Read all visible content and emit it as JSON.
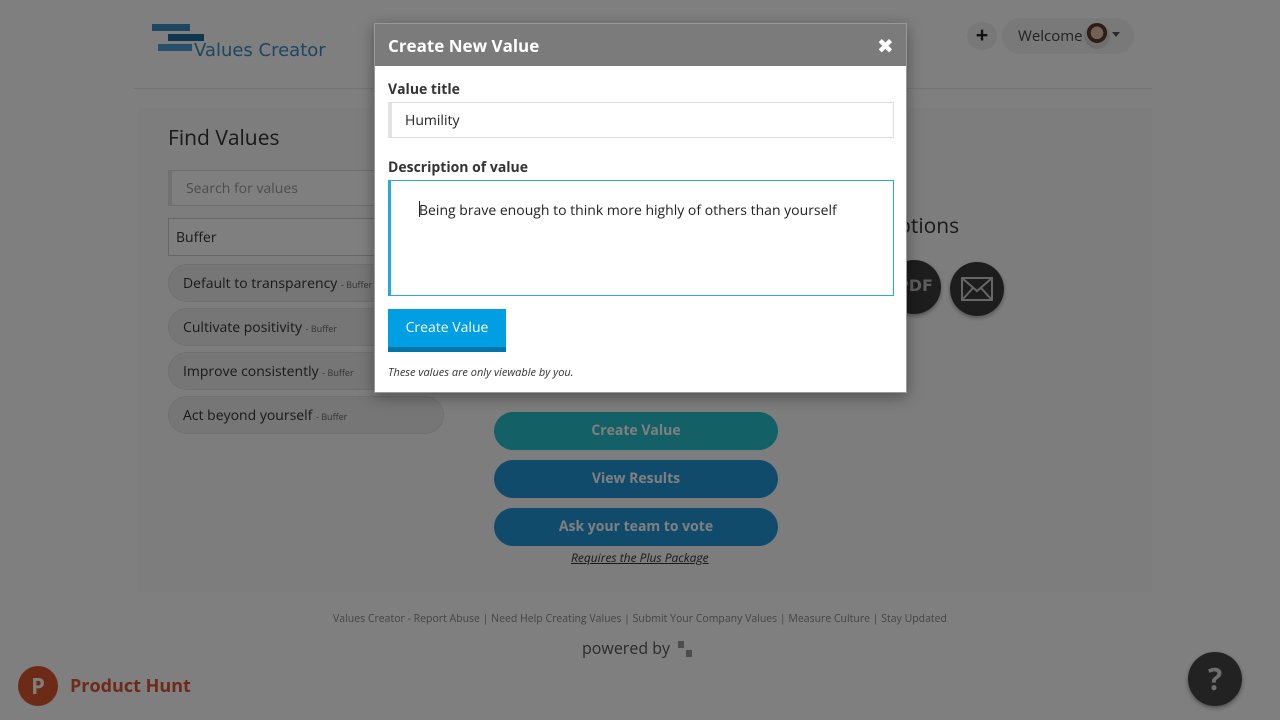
{
  "header": {
    "logo_text": "Values Creator",
    "plus_label": "+",
    "welcome_label": "Welcome"
  },
  "find": {
    "title": "Find Values",
    "search_placeholder": "Search for values",
    "filter_value": "Buffer",
    "values": [
      {
        "name": "Default to transparency",
        "source": "- Buffer"
      },
      {
        "name": "Cultivate positivity",
        "source": "- Buffer"
      },
      {
        "name": "Improve consistently",
        "source": "- Buffer"
      },
      {
        "name": "Act beyond yourself",
        "source": "- Buffer"
      }
    ]
  },
  "options": {
    "title_partial": "ptions",
    "pdf_label": "PDF"
  },
  "actions": {
    "create_value": "Create Value",
    "view_results": "View Results",
    "ask_team": "Ask your team to vote",
    "requires": "Requires the Plus Package"
  },
  "footer": {
    "links": "Values Creator - Report Abuse | Need Help Creating Values | Submit Your Company Values | Measure Culture | Stay Updated",
    "powered_by": "powered by",
    "product_hunt": "Product Hunt",
    "help": "?"
  },
  "modal": {
    "title": "Create New Value",
    "close": "✖",
    "value_title_label": "Value title",
    "value_title": "Humility",
    "description_label": "Description of value",
    "description": "Being brave enough to think more highly of others than yourself",
    "create_button": "Create Value",
    "note": "These values are only viewable by you."
  },
  "colors": {
    "accent": "#009fe3",
    "teal_button": "#27c1cf",
    "blue_button": "#2397d6",
    "product_hunt": "#da552f",
    "modal_header": "#7b7b7b"
  }
}
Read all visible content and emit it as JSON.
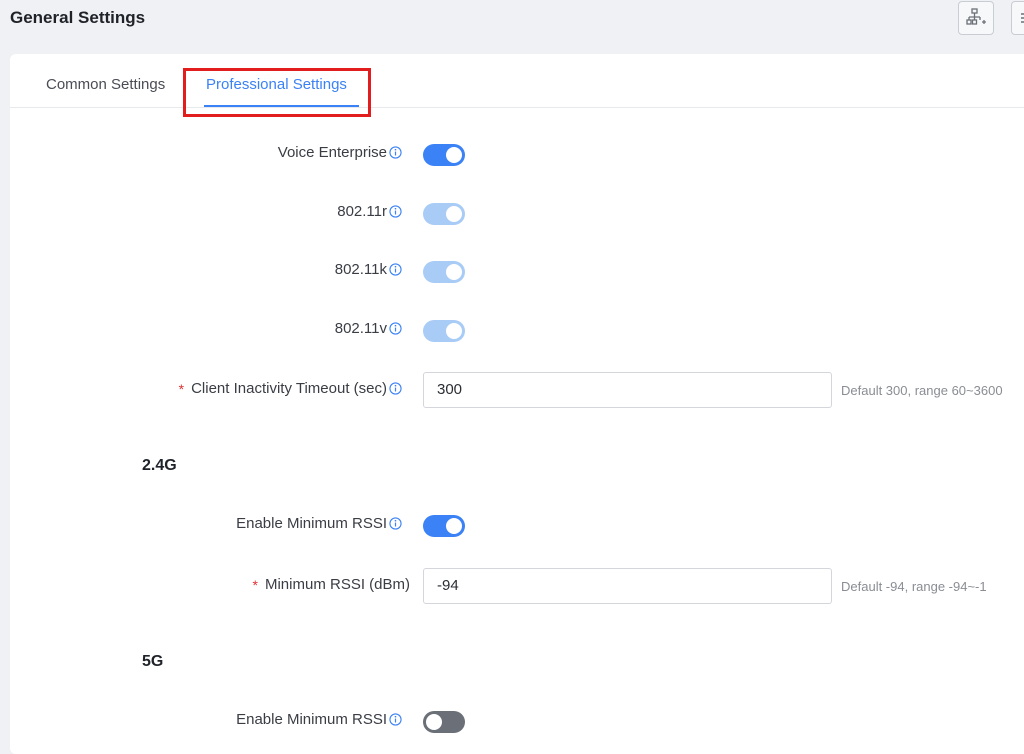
{
  "page": {
    "title": "General Settings"
  },
  "toolbar": {
    "button1_icon": "network-add-icon",
    "button2_icon": "menu-icon"
  },
  "tabs": [
    {
      "label": "Common Settings",
      "active": false
    },
    {
      "label": "Professional Settings",
      "active": true
    }
  ],
  "colors": {
    "accent": "#3b82f6",
    "highlight": "#e11d1d",
    "required": "#e03131"
  },
  "settings": {
    "voice_enterprise": {
      "label": "Voice Enterprise",
      "enabled": true
    },
    "dot11r": {
      "label": "802.11r",
      "enabled": true,
      "disabled": true
    },
    "dot11k": {
      "label": "802.11k",
      "enabled": true,
      "disabled": true
    },
    "dot11v": {
      "label": "802.11v",
      "enabled": true,
      "disabled": true
    },
    "client_timeout": {
      "label": "Client Inactivity Timeout (sec)",
      "required_mark": "*",
      "value": "300",
      "hint": "Default 300, range 60~3600"
    }
  },
  "band_24": {
    "title": "2.4G",
    "enable_min_rssi": {
      "label": "Enable Minimum RSSI",
      "enabled": true
    },
    "min_rssi": {
      "label": "Minimum RSSI (dBm)",
      "required_mark": "*",
      "value": "-94",
      "hint": "Default -94, range -94~-1"
    }
  },
  "band_5": {
    "title": "5G",
    "enable_min_rssi": {
      "label": "Enable Minimum RSSI",
      "enabled": false
    }
  }
}
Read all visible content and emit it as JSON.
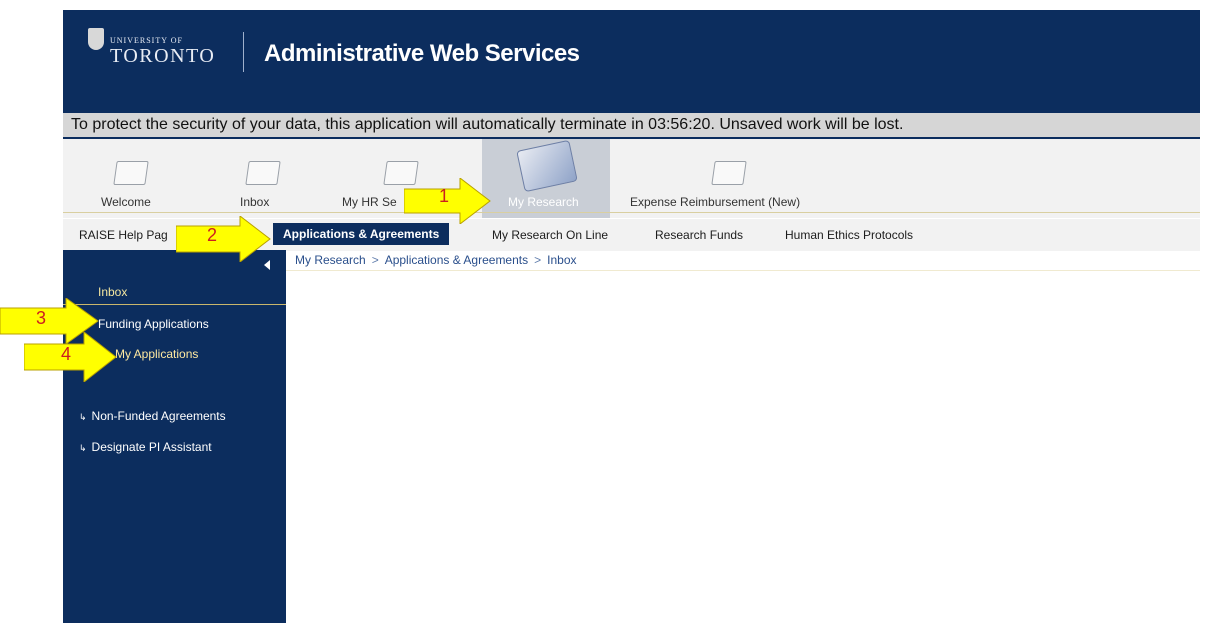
{
  "header": {
    "university_small": "UNIVERSITY OF",
    "university_big": "TORONTO",
    "title": "Administrative Web Services"
  },
  "timeout_message": "To protect the security of your data, this application will automatically terminate in 03:56:20. Unsaved work will be lost.",
  "tabs": [
    {
      "label": "Welcome"
    },
    {
      "label": "Inbox"
    },
    {
      "label": "My HR Se"
    },
    {
      "label": "My Research"
    },
    {
      "label": "Expense Reimbursement (New)"
    }
  ],
  "subtabs": [
    {
      "label": "RAISE Help Pag"
    },
    {
      "label": "Applications & Agreements"
    },
    {
      "label": "My Research On Line"
    },
    {
      "label": "Research Funds"
    },
    {
      "label": "Human Ethics Protocols"
    }
  ],
  "breadcrumb": [
    "My Research",
    "Applications & Agreements",
    "Inbox"
  ],
  "breadcrumb_separator": ">",
  "sidebar": {
    "inbox": "Inbox",
    "funding": "Funding Applications",
    "my_applications": "My Applications",
    "non_funded": "Non-Funded Agreements",
    "designate": "Designate PI Assistant"
  },
  "annotations": [
    "1",
    "2",
    "3",
    "4"
  ],
  "colors": {
    "navy": "#0c2d5e",
    "arrow_yellow": "#ffff00",
    "annotation_red": "#cc1f1f"
  }
}
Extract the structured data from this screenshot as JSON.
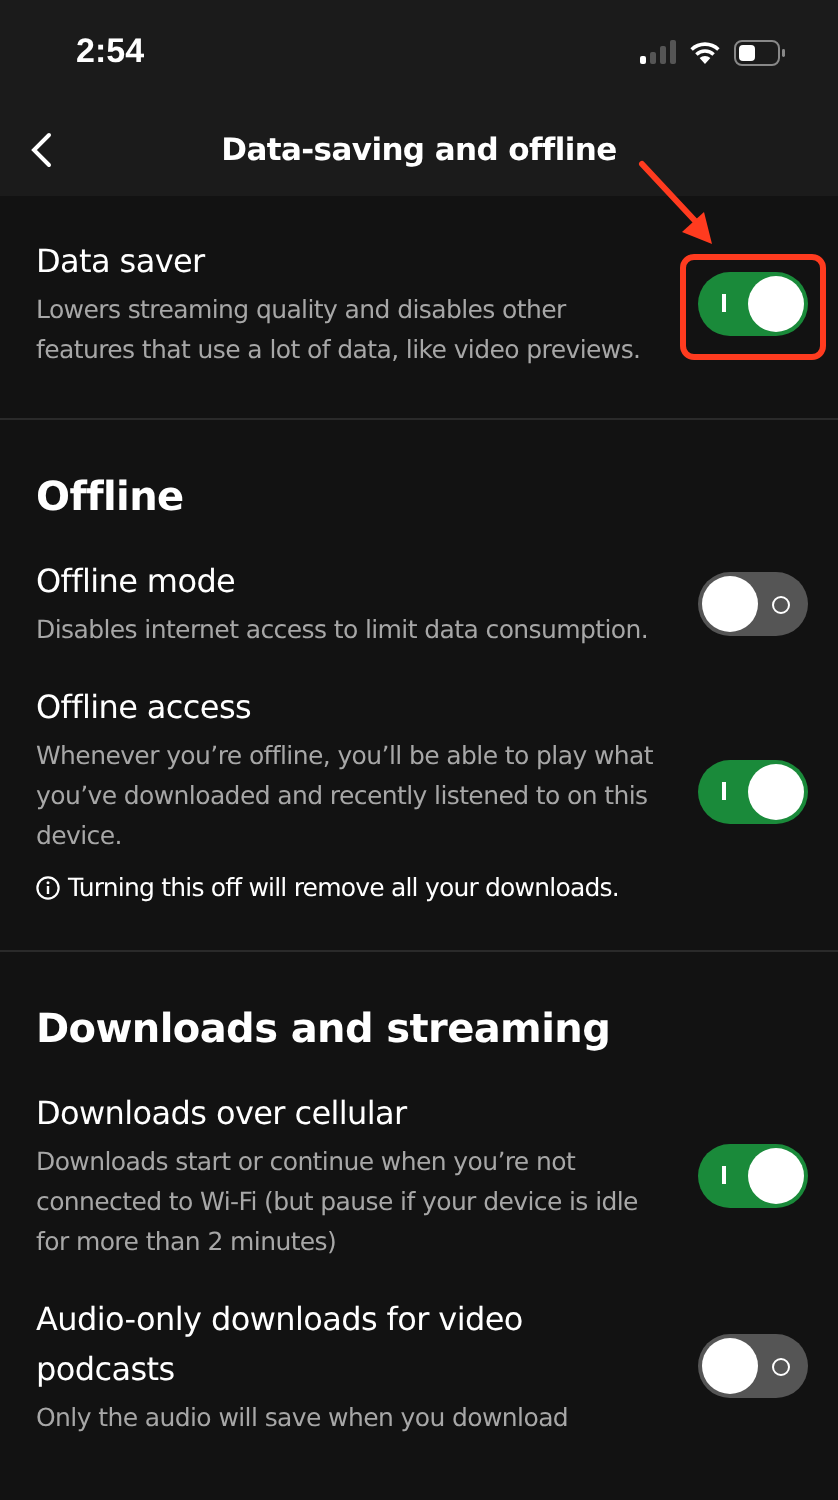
{
  "status_bar": {
    "time": "2:54"
  },
  "nav": {
    "title": "Data-saving and offline"
  },
  "sections": [
    {
      "items": [
        {
          "title": "Data saver",
          "description": "Lowers streaming quality and disables other features that use a lot of data, like video previews.",
          "on": true,
          "highlighted": true
        }
      ]
    },
    {
      "heading": "Offline",
      "items": [
        {
          "title": "Offline mode",
          "description": "Disables internet access to limit data consumption.",
          "on": false
        },
        {
          "title": "Offline access",
          "description": "Whenever you’re offline, you’ll be able to play what you’ve downloaded and recently listened to on this device.",
          "on": true,
          "note": "Turning this off will remove all your downloads."
        }
      ]
    },
    {
      "heading": "Downloads and streaming",
      "items": [
        {
          "title": "Downloads over cellular",
          "description": "Downloads start or continue when you’re not connected to Wi-Fi (but pause if your device is idle for more than 2 minutes)",
          "on": true
        },
        {
          "title": "Audio-only downloads for video podcasts",
          "description": "Only the audio will save when you download",
          "on": false
        }
      ]
    }
  ]
}
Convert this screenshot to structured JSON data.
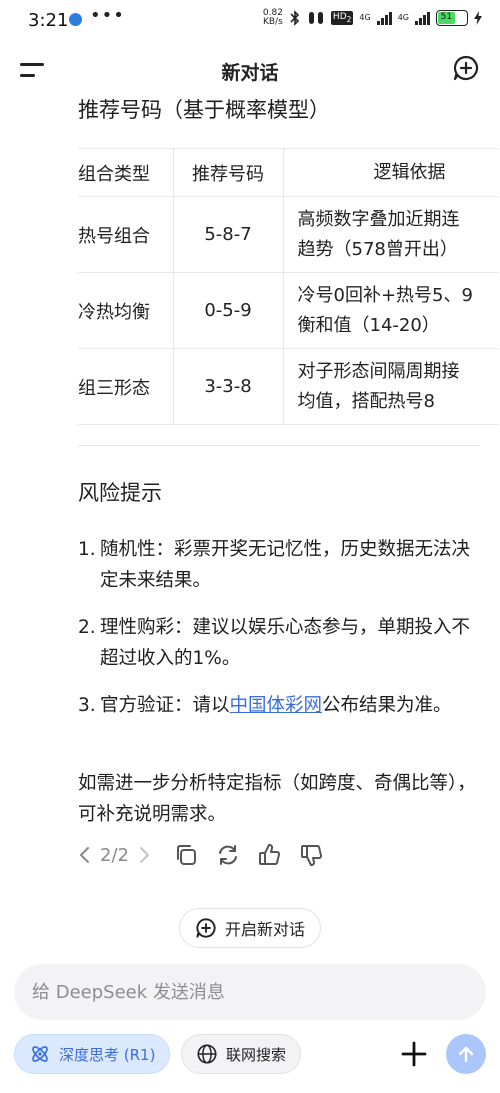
{
  "status_bar": {
    "time": "3:21",
    "dots": "•••",
    "net_speed_value": "0.82",
    "net_speed_unit": "KB/s",
    "hd_label": "HD",
    "hd_sub": "2",
    "sim1_label": "4G",
    "sim2_label": "4G",
    "battery": "51"
  },
  "header": {
    "title": "新对话"
  },
  "recommend": {
    "title": "推荐号码（基于概率模型）",
    "columns": [
      "组合类型",
      "推荐号码",
      "逻辑依据"
    ],
    "rows": [
      {
        "type": "热号组合",
        "number": "5-8-7",
        "reason_line1": "高频数字叠加近期连",
        "reason_line2": "趋势（578曾开出）"
      },
      {
        "type": "冷热均衡",
        "number": "0-5-9",
        "reason_line1": "冷号0回补+热号5、9",
        "reason_line2": "衡和值（14-20）"
      },
      {
        "type": "组三形态",
        "number": "3-3-8",
        "reason_line1": "对子形态间隔周期接",
        "reason_line2": "均值，搭配热号8"
      }
    ]
  },
  "risk": {
    "title": "风险提示",
    "items": [
      {
        "num": "1.",
        "text": "随机性：彩票开奖无记忆性，历史数据无法决定未来结果。"
      },
      {
        "num": "2.",
        "text": "理性购彩：建议以娱乐心态参与，单期投入不超过收入的1%。"
      },
      {
        "num": "3.",
        "text_before": "官方验证：请以",
        "link": "中国体彩网",
        "text_after": "公布结果为准。"
      }
    ]
  },
  "follow_up": "如需进一步分析特定指标（如跨度、奇偶比等），可补充说明需求。",
  "actions": {
    "pager": "2/2"
  },
  "new_chat_pill": {
    "label": "开启新对话"
  },
  "input": {
    "placeholder": "给 DeepSeek 发送消息",
    "value": ""
  },
  "toolbar": {
    "deep_think_label": "深度思考 (R1)",
    "web_search_label": "联网搜索"
  },
  "colors": {
    "accent": "#3a6de0",
    "chip_bg": "#dbe9fe",
    "send_bg": "#aac6fb"
  },
  "icons": {
    "menu": "menu-icon",
    "new_chat": "new-chat-icon",
    "copy": "copy-icon",
    "regenerate": "refresh-icon",
    "like": "thumbs-up-icon",
    "dislike": "thumbs-down-icon",
    "atom": "atom-icon",
    "globe": "globe-icon",
    "plus": "plus-icon",
    "send": "send-arrow-icon"
  }
}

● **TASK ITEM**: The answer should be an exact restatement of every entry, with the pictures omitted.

● **EXERCISE ANSWER**:
Read all visible content and emit it as JSON.
{
  "header": {
    "logo_text": "Values Creator",
    "plus_label": "+",
    "welcome_label": "Welcome"
  },
  "find": {
    "title": "Find Values",
    "search_placeholder": "Search for values",
    "filter_value": "Buffer",
    "values": [
      {
        "name": "Default to transparency",
        "source": "- Buffer"
      },
      {
        "name": "Cultivate positivity",
        "source": "- Buffer"
      },
      {
        "name": "Improve consistently",
        "source": "- Buffer"
      },
      {
        "name": "Act beyond yourself",
        "source": "- Buffer"
      }
    ]
  },
  "options": {
    "title_partial": "ptions",
    "pdf_label": "PDF"
  },
  "actions": {
    "create_value": "Create Value",
    "view_results": "View Results",
    "ask_team": "Ask your team to vote",
    "requires": "Requires the Plus Package"
  },
  "footer": {
    "links": "Values Creator - Report Abuse | Need Help Creating Values | Submit Your Company Values | Measure Culture | Stay Updated",
    "powered_by": "powered by",
    "product_hunt": "Product Hunt",
    "help": "?"
  },
  "modal": {
    "title": "Create New Value",
    "close": "✖",
    "value_title_label": "Value title",
    "value_title": "Humility",
    "description_label": "Description of value",
    "description": "Being brave enough to think more highly of others than yourself",
    "create_button": "Create Value",
    "note": "These values are only viewable by you."
  },
  "colors": {
    "accent": "#009fe3",
    "teal_button": "#27c1cf",
    "blue_button": "#2397d6",
    "product_hunt": "#da552f",
    "modal_header": "#7b7b7b"
  }
}
Read all visible content and emit it as JSON.
{
  "page": {
    "title": "General Settings"
  },
  "toolbar": {
    "button1_icon": "network-add-icon",
    "button2_icon": "menu-icon"
  },
  "tabs": [
    {
      "label": "Common Settings",
      "active": false
    },
    {
      "label": "Professional Settings",
      "active": true
    }
  ],
  "colors": {
    "accent": "#3b82f6",
    "highlight": "#e11d1d",
    "required": "#e03131"
  },
  "settings": {
    "voice_enterprise": {
      "label": "Voice Enterprise",
      "enabled": true
    },
    "dot11r": {
      "label": "802.11r",
      "enabled": true,
      "disabled": true
    },
    "dot11k": {
      "label": "802.11k",
      "enabled": true,
      "disabled": true
    },
    "dot11v": {
      "label": "802.11v",
      "enabled": true,
      "disabled": true
    },
    "client_timeout": {
      "label": "Client Inactivity Timeout (sec)",
      "required_mark": "*",
      "value": "300",
      "hint": "Default 300, range 60~3600"
    }
  },
  "band_24": {
    "title": "2.4G",
    "enable_min_rssi": {
      "label": "Enable Minimum RSSI",
      "enabled": true
    },
    "min_rssi": {
      "label": "Minimum RSSI (dBm)",
      "required_mark": "*",
      "value": "-94",
      "hint": "Default -94, range -94~-1"
    }
  },
  "band_5": {
    "title": "5G",
    "enable_min_rssi": {
      "label": "Enable Minimum RSSI",
      "enabled": false
    }
  }
}
Read all visible content and emit it as JSON.
{
  "header": {
    "university_small": "UNIVERSITY OF",
    "university_big": "TORONTO",
    "title": "Administrative Web Services"
  },
  "timeout_message": "To protect the security of your data, this application will automatically terminate in 03:56:20. Unsaved work will be lost.",
  "tabs": [
    {
      "label": "Welcome"
    },
    {
      "label": "Inbox"
    },
    {
      "label": "My HR Se"
    },
    {
      "label": "My Research"
    },
    {
      "label": "Expense Reimbursement (New)"
    }
  ],
  "subtabs": [
    {
      "label": "RAISE Help Pag"
    },
    {
      "label": "Applications & Agreements"
    },
    {
      "label": "My Research On Line"
    },
    {
      "label": "Research Funds"
    },
    {
      "label": "Human Ethics Protocols"
    }
  ],
  "breadcrumb": [
    "My Research",
    "Applications & Agreements",
    "Inbox"
  ],
  "breadcrumb_separator": ">",
  "sidebar": {
    "inbox": "Inbox",
    "funding": "Funding Applications",
    "my_applications": "My Applications",
    "non_funded": "Non-Funded Agreements",
    "designate": "Designate PI Assistant"
  },
  "annotations": [
    "1",
    "2",
    "3",
    "4"
  ],
  "colors": {
    "navy": "#0c2d5e",
    "arrow_yellow": "#ffff00",
    "annotation_red": "#cc1f1f"
  }
}
Extract the structured data from this screenshot as JSON.
{
  "status_bar": {
    "time": "2:54"
  },
  "nav": {
    "title": "Data-saving and offline"
  },
  "sections": [
    {
      "items": [
        {
          "title": "Data saver",
          "description": "Lowers streaming quality and disables other features that use a lot of data, like video previews.",
          "on": true,
          "highlighted": true
        }
      ]
    },
    {
      "heading": "Offline",
      "items": [
        {
          "title": "Offline mode",
          "description": "Disables internet access to limit data consumption.",
          "on": false
        },
        {
          "title": "Offline access",
          "description": "Whenever you’re offline, you’ll be able to play what you’ve downloaded and recently listened to on this device.",
          "on": true,
          "note": "Turning this off will remove all your downloads."
        }
      ]
    },
    {
      "heading": "Downloads and streaming",
      "items": [
        {
          "title": "Downloads over cellular",
          "description": "Downloads start or continue when you’re not connected to Wi-Fi (but pause if your device is idle for more than 2 minutes)",
          "on": true
        },
        {
          "title": "Audio-only downloads for video podcasts",
          "description": "Only the audio will save when you download",
          "on": false
        }
      ]
    }
  ]
}
Convert this screenshot to structured JSON data.
{
  "status_bar": {
    "time": "3:21",
    "dots": "•••",
    "net_speed_value": "0.82",
    "net_speed_unit": "KB/s",
    "hd_label": "HD",
    "hd_sub": "2",
    "sim1_label": "4G",
    "sim2_label": "4G",
    "battery": "51"
  },
  "header": {
    "title": "新对话"
  },
  "recommend": {
    "title": "推荐号码（基于概率模型）",
    "columns": [
      "组合类型",
      "推荐号码",
      "逻辑依据"
    ],
    "rows": [
      {
        "type": "热号组合",
        "number": "5-8-7",
        "reason_line1": "高频数字叠加近期连",
        "reason_line2": "趋势（578曾开出）"
      },
      {
        "type": "冷热均衡",
        "number": "0-5-9",
        "reason_line1": "冷号0回补+热号5、9",
        "reason_line2": "衡和值（14-20）"
      },
      {
        "type": "组三形态",
        "number": "3-3-8",
        "reason_line1": "对子形态间隔周期接",
        "reason_line2": "均值，搭配热号8"
      }
    ]
  },
  "risk": {
    "title": "风险提示",
    "items": [
      {
        "num": "1.",
        "text": "随机性：彩票开奖无记忆性，历史数据无法决定未来结果。"
      },
      {
        "num": "2.",
        "text": "理性购彩：建议以娱乐心态参与，单期投入不超过收入的1%。"
      },
      {
        "num": "3.",
        "text_before": "官方验证：请以",
        "link": "中国体彩网",
        "text_after": "公布结果为准。"
      }
    ]
  },
  "follow_up": "如需进一步分析特定指标（如跨度、奇偶比等），可补充说明需求。",
  "actions": {
    "pager": "2/2"
  },
  "new_chat_pill": {
    "label": "开启新对话"
  },
  "input": {
    "placeholder": "给 DeepSeek 发送消息",
    "value": ""
  },
  "toolbar": {
    "deep_think_label": "深度思考 (R1)",
    "web_search_label": "联网搜索"
  },
  "colors": {
    "accent": "#3a6de0",
    "chip_bg": "#dbe9fe",
    "send_bg": "#aac6fb"
  },
  "icons": {
    "menu": "menu-icon",
    "new_chat": "new-chat-icon",
    "copy": "copy-icon",
    "regenerate": "refresh-icon",
    "like": "thumbs-up-icon",
    "dislike": "thumbs-down-icon",
    "atom": "atom-icon",
    "globe": "globe-icon",
    "plus": "plus-icon",
    "send": "send-arrow-icon"
  }
}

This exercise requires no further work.